In support of that objective, the project has conducted experimental activities yielding new information on kinetic exchange rates for a ternary gas hydrate system and on structural data that will further support the concept of continuous stability during gas exchange. It has also helped enhance capabilities of the STOMP-HYDT-KE simulator that now allow for the modeling of fully coupled multifluid hydrologic, heat transfer, hydrate thermodynamics, and geochemistry to simulate the exchange of hydrate formers, hydrate dissociation, and hydrate formation as kinetic processes for a ternary (N2, CO2, and CH4) hydrate system. The next step in this suite of capabilities is the coupling with geomechanics, enabling insight into effects on the physical structure of the system which will allow us to better understand potential production behavior.


Accomplishments against the overarching objectives of the project have been progressive and contributed to the technology development for realizing the energy potential of geologic accumulations of natural gas hydrates. Accomplishments against specific objectives of each budget period are listed below.

Budget Period 1

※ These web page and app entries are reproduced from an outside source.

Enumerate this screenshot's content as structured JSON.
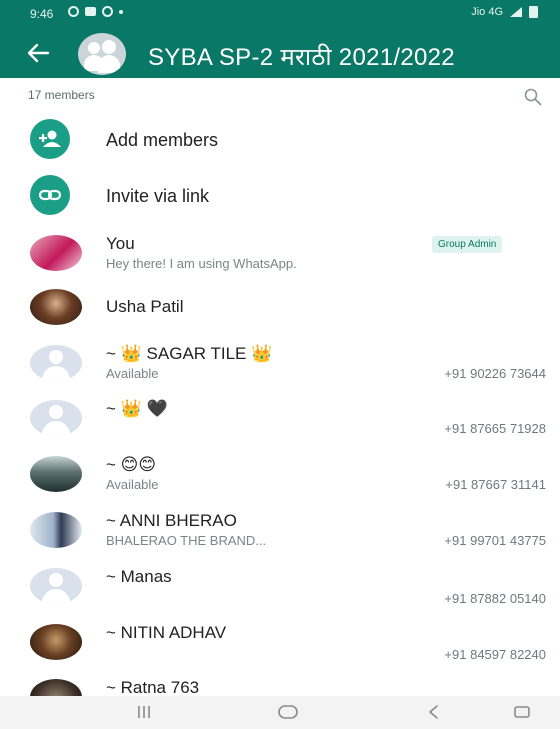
{
  "status_bar": {
    "time": "9:46",
    "network_text": "Jio 4G"
  },
  "header": {
    "title": "SYBA SP-2 मराठी 2021/2022"
  },
  "members_section": {
    "count_label": "17 members"
  },
  "actions": [
    {
      "label": "Add members",
      "icon": "add-person-icon"
    },
    {
      "label": "Invite via link",
      "icon": "link-icon"
    }
  ],
  "members": [
    {
      "name": "You",
      "about": "Hey there! I am using WhatsApp.",
      "phone": "",
      "badge": "Group Admin"
    },
    {
      "name": "Usha Patil",
      "about": "",
      "phone": "",
      "badge": ""
    },
    {
      "name": "~ 👑 SAGAR TILE 👑",
      "about": "Available",
      "phone": "+91 90226 73644",
      "badge": ""
    },
    {
      "name": "~ 👑 🖤",
      "about": "",
      "phone": "+91 87665 71928",
      "badge": ""
    },
    {
      "name": "~ 😊😊",
      "about": "Available",
      "phone": "+91 87667 31141",
      "badge": ""
    },
    {
      "name": "~ ANNI BHERAO",
      "about": "BHALERAO THE BRAND...",
      "phone": "+91 99701 43775",
      "badge": ""
    },
    {
      "name": "~ Manas",
      "about": "",
      "phone": "+91 87882 05140",
      "badge": ""
    },
    {
      "name": "~ NITIN ADHAV",
      "about": "",
      "phone": "+91 84597 82240",
      "badge": ""
    },
    {
      "name": "~ Ratna 763",
      "about": "",
      "phone": "",
      "badge": ""
    }
  ],
  "colors": {
    "app_bar": "#0a7866",
    "accent": "#1a9e86",
    "badge_bg": "#dff3ee"
  }
}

  • Completion of a mixed gas injection into a methane hydrate bearing sand column laboratory experiment to determine kinetic exchange parameters
  • Determination of kinetic exchange parameters for a CO2/N2/CH4 hydrate system, as published in Yonkofski et al. (2016)

Budget Period 2

  • Interpretation of the Ignik Sikumi field trial via application of the STOMP-HYDT-KE numerical simulator, as published in White and Lee (2014) and Anderson et al. (2014)

Budget Period 3

  • Development of the GeoMech module for STOMP, a finite-element based porothermoelastic geomechanics simulator with hexahedron elements
  • Comparison of the GeoMech module against classical hydromechanical problems: 1) undrained column with an upper displacement boundary, 2) Terzaghi’s one-dimensional drainage with compression problem 3) Mandel’s two-dimensional drainage with compression problem, and 4) the GeoSeq #6 problem involving hydromechanical responses during CO2 injection into a one-dimensional aquifer-caprock system

Budget Period 4

  • Successful comparison of STOMP-HYDT-KE simulation results against experiments conducted by Seo et al. (2015) that investigated the benefits of soaking periods during the production of methane hydrate via CO2/N2 gas injection, as reported in White et al. (2017)

Current Status (September 2017)
Budget Period 5 of the project has just initiated. PNNL is developing a geomechanical module that will be implemented into the STOMP-HYDT-KE simulator in a coupled, sequential scheme. When implemented, coupled heat transfer, multifluid flow, and kinetic exchange of hydrate formers will be solved. The reactive transport module, ECKEChem, will be executed if geochemical reactions are required in the simulation scenario. Following the geochemical calculations, the geomechanical calculations will be executed, driven by changes in pressure and temperature computed from the coupled THC solution. The geomechanical module will yield stress, strain, and deformation.

Project Start: June 1, 2013
Project End: September 30, 2018

Project Cost Information:
All DOE Funding
FY13 – FY16: DOE Share - $270,000
FY17 : DOE Share - $100,000
Total Funding to Date: $370,000

Contact Information
NETL – Richard Baker ( or 304-285-4714)
PNNL – Mark White ( or 509-372-6070)

Additional Information:

Quarterly Research Progress Report [PDF-315KB] October - December, 2014

Quarterly Research Progress Report [PDF-186KB] July - September, 2014

Quarterly Research Progress Report [PDF-156KB] January - March, 2014

Quarterly Research Progress Report [PDF-418KB] October - December, 2013

Quarterly Research Progress Report [PDF-210KB] July - September, 2013